Inaugural Lecture as Professor of the History of Political Thought

Professor Richard Bourke FBA 




"Hegel and the French Revolution"

Time: 5:30pm, 12th May 2022

Venue: McCrum Lecture Theatre, Bene’t Street, Cambridge CB2 3QN



G. W. F. Hegel (1770–1831) has generally been recognised as Europe’s leading political philosopher since Kant. His influence extended across the globe down to the Second World War – not least through his dissident disciple, Karl Marx. Since then, despite intermittent revivals, his importance has tended to be eclipsed by a rising tide of anti-modernist polemic, extending from Heidegger to postmodernism. Central to Hegel’s political thought was his view of the French Revolution. But notwithstanding its pivotal role in the development of his ideas, his reaction to that event has been systematically misconstrued.

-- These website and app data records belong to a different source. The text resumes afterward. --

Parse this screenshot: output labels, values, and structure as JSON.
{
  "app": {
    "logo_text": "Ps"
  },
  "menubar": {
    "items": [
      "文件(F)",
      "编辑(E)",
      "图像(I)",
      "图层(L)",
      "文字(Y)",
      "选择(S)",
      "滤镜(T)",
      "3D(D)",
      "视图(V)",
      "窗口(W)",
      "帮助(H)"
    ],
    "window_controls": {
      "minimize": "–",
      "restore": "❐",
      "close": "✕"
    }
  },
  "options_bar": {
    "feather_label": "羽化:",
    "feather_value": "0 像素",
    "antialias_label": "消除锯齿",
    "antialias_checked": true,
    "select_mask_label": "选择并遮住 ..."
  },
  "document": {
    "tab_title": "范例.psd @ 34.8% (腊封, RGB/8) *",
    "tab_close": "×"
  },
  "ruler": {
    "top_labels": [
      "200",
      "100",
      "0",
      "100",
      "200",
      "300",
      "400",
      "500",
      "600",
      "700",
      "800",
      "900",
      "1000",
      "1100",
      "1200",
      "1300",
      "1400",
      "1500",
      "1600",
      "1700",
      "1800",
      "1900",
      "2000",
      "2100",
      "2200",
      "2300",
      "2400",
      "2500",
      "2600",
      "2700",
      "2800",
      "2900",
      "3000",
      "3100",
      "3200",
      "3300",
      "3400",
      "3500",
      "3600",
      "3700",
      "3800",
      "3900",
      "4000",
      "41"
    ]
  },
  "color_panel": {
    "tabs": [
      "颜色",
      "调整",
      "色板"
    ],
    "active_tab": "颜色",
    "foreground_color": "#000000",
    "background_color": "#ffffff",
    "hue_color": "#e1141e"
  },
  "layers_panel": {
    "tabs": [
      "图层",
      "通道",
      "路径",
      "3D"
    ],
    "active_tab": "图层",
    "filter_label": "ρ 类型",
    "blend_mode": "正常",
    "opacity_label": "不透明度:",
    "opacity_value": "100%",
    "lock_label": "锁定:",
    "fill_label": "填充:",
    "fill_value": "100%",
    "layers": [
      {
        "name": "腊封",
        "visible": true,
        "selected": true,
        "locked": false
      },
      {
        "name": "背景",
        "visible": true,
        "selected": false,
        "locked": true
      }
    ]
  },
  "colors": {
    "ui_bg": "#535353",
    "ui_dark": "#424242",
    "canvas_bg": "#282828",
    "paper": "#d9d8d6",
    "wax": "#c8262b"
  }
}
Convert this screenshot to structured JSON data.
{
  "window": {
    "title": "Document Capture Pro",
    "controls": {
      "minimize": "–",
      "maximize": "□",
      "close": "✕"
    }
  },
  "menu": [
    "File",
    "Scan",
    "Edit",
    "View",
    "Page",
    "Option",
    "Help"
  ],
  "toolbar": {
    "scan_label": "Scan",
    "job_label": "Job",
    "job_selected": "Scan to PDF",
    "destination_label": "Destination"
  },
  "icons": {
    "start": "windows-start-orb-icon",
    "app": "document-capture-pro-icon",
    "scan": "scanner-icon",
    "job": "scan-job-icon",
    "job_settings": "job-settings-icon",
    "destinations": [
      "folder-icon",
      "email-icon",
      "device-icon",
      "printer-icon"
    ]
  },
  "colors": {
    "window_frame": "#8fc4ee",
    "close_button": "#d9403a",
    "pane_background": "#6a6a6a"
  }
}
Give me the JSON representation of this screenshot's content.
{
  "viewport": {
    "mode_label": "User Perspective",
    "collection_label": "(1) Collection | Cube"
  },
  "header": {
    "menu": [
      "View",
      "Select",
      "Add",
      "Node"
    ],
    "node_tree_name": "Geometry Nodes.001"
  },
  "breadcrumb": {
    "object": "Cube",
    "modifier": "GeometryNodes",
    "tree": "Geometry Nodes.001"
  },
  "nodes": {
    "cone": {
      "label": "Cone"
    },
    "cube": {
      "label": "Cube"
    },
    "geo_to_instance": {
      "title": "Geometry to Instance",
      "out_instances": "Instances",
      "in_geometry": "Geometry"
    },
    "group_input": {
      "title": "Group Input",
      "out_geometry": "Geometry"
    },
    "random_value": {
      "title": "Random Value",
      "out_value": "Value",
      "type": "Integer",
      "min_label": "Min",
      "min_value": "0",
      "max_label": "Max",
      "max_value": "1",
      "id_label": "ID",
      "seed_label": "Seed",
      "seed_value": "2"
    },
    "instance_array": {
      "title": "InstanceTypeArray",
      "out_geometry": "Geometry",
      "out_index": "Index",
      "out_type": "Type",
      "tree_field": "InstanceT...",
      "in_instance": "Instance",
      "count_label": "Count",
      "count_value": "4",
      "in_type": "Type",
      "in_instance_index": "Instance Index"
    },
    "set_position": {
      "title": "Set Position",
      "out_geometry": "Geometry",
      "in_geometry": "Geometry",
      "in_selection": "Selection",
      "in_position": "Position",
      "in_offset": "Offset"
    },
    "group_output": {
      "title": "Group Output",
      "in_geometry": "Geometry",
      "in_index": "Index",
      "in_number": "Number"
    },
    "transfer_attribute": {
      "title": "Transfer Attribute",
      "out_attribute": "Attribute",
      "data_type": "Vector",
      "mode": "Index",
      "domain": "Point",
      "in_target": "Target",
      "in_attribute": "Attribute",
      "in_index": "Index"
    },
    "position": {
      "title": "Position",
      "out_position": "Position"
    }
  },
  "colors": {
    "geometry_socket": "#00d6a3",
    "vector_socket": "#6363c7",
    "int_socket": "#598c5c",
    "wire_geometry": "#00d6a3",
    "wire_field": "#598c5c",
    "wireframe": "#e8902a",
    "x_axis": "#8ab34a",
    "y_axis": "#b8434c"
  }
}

In presenting a more faithful account of Hegel’s interpretation of his own era, this lecture will place his response to contemporary developments in the context of a series of World Revolutions which framed the meaning of his age. This approach serves to illustrate the unique combination of historical and philosophical reasoning on which Hegel’s thought depended. In the process, reconstructing his arguments raises challenging questions about the applicability of bygone political ideas to later historical periods.


The recording of the lecture is now available here.